= EXERCISE =
Select the lines below containing the word "JUI开发的SC".

= SOURCE DATA =

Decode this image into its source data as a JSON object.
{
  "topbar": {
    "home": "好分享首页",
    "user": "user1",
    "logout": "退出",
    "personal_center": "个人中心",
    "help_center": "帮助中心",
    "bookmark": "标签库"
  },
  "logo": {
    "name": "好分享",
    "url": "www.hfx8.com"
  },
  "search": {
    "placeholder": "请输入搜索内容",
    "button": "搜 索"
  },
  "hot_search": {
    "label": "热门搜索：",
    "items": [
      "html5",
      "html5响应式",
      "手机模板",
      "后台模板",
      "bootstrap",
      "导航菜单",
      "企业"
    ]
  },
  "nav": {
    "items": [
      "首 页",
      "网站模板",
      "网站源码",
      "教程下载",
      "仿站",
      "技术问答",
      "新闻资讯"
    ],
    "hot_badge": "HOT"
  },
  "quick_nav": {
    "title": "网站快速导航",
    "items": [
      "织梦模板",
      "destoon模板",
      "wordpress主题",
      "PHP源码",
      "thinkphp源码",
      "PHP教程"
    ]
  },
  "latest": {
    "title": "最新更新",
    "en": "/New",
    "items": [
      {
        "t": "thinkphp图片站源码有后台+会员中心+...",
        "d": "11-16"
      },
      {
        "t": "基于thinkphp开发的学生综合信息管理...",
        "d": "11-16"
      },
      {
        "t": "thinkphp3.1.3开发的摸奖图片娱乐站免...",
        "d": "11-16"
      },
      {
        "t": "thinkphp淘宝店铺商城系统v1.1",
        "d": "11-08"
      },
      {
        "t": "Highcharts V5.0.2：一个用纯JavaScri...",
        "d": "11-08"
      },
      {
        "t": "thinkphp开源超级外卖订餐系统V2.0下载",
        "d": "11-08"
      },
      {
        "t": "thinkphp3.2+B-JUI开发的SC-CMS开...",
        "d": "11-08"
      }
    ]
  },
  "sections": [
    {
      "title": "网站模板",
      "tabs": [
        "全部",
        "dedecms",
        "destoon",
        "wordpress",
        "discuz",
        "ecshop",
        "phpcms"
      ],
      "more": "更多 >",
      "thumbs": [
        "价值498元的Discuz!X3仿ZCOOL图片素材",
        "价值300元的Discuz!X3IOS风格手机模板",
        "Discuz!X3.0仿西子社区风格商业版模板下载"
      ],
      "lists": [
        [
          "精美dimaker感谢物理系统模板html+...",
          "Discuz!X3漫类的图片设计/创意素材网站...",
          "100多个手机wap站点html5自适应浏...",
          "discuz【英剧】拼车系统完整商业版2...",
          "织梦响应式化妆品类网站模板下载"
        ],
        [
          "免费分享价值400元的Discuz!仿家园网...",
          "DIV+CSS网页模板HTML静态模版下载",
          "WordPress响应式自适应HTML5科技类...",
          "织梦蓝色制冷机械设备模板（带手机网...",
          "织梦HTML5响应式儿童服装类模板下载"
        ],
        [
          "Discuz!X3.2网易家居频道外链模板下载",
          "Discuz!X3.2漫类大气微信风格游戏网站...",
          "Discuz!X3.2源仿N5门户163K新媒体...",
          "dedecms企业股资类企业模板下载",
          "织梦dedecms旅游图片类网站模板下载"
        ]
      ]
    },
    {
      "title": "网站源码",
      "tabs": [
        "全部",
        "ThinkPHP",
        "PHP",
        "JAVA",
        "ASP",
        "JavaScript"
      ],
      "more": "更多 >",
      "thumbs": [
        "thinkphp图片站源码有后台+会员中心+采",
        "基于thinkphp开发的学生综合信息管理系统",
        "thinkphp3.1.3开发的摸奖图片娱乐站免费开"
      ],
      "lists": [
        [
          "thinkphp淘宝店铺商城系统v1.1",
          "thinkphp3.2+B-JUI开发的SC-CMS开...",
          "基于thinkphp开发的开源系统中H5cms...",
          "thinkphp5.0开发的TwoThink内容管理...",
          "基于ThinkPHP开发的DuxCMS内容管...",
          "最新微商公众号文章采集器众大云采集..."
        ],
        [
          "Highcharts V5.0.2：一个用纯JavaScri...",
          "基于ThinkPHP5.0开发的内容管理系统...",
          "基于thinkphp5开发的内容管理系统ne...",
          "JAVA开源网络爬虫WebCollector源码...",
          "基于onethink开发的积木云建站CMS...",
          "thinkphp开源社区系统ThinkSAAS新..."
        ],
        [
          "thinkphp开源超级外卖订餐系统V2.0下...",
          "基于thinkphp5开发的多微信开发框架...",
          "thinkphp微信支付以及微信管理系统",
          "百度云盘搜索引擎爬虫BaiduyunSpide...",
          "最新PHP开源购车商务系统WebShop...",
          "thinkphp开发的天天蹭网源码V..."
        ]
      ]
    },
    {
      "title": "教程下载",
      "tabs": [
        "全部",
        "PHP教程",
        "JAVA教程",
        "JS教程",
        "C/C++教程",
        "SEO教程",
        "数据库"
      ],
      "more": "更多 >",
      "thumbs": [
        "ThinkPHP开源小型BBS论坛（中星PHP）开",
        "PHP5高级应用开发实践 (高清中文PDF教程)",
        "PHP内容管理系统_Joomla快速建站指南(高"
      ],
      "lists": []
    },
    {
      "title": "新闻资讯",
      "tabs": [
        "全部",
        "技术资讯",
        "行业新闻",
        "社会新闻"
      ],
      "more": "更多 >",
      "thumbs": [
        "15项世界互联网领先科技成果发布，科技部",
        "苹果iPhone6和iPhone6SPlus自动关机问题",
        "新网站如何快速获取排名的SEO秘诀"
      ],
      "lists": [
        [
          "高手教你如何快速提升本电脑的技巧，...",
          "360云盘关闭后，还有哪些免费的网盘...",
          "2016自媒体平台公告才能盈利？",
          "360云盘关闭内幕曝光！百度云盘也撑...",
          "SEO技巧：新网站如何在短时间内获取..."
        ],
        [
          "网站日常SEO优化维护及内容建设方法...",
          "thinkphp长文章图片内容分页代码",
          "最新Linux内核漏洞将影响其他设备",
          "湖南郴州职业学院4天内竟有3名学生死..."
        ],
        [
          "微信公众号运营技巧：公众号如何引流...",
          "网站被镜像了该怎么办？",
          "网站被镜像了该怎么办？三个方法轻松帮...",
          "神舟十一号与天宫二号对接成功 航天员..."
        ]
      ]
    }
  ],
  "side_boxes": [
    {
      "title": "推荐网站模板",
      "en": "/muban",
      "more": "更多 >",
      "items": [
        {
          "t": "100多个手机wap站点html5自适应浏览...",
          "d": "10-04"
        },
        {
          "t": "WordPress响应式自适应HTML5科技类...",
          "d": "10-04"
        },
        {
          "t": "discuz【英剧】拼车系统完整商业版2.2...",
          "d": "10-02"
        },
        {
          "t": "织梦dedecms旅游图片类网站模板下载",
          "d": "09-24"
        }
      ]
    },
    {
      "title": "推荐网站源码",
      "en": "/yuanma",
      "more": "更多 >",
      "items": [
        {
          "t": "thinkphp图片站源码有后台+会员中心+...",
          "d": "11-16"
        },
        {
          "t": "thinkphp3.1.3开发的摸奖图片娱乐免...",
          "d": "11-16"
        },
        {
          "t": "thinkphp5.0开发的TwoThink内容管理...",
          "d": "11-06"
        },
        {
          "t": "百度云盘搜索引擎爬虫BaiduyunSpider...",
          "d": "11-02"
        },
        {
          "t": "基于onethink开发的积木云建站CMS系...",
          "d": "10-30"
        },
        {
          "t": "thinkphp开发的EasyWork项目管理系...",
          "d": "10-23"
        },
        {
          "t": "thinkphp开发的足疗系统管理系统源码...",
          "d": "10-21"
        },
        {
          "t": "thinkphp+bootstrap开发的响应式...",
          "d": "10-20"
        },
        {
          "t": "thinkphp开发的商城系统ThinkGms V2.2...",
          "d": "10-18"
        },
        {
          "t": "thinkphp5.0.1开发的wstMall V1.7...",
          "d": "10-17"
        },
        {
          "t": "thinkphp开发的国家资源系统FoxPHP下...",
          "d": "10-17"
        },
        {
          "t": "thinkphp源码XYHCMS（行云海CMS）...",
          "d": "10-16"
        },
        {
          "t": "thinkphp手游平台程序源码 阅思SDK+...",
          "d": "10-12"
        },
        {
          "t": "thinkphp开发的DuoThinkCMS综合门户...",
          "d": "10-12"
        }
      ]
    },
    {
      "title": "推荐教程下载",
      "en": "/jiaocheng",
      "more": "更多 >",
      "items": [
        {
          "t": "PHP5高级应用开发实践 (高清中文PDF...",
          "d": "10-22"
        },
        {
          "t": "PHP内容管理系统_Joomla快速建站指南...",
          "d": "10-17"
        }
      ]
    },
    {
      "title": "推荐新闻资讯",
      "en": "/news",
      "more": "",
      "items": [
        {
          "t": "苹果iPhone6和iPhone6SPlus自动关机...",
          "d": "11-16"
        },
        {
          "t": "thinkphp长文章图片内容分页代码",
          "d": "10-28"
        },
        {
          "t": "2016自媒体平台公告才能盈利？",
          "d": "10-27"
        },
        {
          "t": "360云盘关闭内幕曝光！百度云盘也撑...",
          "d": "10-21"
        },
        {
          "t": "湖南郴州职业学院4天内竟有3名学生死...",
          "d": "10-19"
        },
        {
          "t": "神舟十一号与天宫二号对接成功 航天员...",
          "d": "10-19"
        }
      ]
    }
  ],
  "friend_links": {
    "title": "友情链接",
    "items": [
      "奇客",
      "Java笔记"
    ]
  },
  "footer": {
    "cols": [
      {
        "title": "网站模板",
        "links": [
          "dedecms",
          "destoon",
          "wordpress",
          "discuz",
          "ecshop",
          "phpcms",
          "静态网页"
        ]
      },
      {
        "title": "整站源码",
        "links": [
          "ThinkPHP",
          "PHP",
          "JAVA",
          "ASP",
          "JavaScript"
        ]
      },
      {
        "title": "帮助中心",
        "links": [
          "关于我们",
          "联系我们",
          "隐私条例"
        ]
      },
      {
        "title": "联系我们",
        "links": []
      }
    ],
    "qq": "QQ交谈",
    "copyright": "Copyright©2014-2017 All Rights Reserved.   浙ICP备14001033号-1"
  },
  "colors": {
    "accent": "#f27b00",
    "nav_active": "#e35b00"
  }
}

= EXPECTED ANSWER =
        "t": "thinkphp3.2+B-JUI开发的SC-CMS开...",
          "thinkphp3.2+B-JUI开发的SC-CMS开...",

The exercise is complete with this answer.